I've been reminded of this recently with a few projects where the initial request and the final result were next to nothing like each other.  The requests started simple enough with something like "I need X" but upon further discovery X was not nearly as straightforward as the designer first believed.  In fact, in a few cases what was requested was merely a side effect of what was truly needed.

So who is really at fault in these situations?  Is the designer at fault for not having all their ducks in a row at the start and leaving the implementor to sort out the details?  Or is the implementor at fault for creating a solution that might not adapt to changing requirements as readily as one might desire?

I say nobody's at fault.  Here's why: While neither design nor implementation are any more "pure" or "fallible" than the other, one of the most dangerous trends I've seen in business in the past dozen years or so is an increasing amount of time spent finding blame vs. discovering a solution.  While it's a beautiful thing when a design is rock solid before implementation, more times than not the process of taking that first step towards the solution is exactly the spotlight that's needed to illuminate the potholes along the way.  As long as everyone is on the same page regarding the end result, this level of understanding and acceptance of the "back-n-forth" can be a significant boost to productivity.  Always remember, the greater the productivity, the greater the results - and often with less total resource commitment.

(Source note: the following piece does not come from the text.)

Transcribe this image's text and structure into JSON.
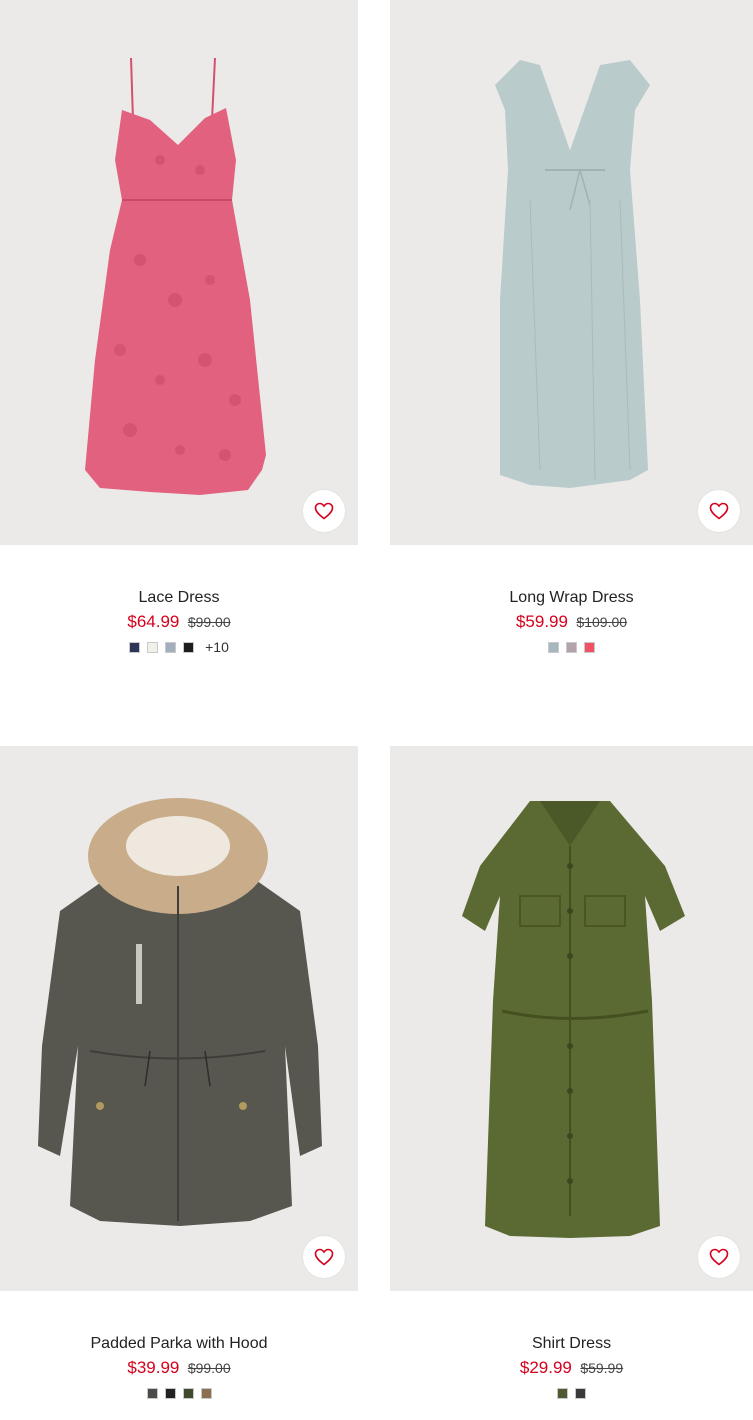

When an error does occur it's certainly important to know why, but ONLY in the context of preventing it the next time.  So go ahead, take a moment to look back, formulate a plan so it doesn't happen again, and then turn your gaze back to the future, because that's where the real progress is happening.
Accidents "happen"; success, however, is planned and executed.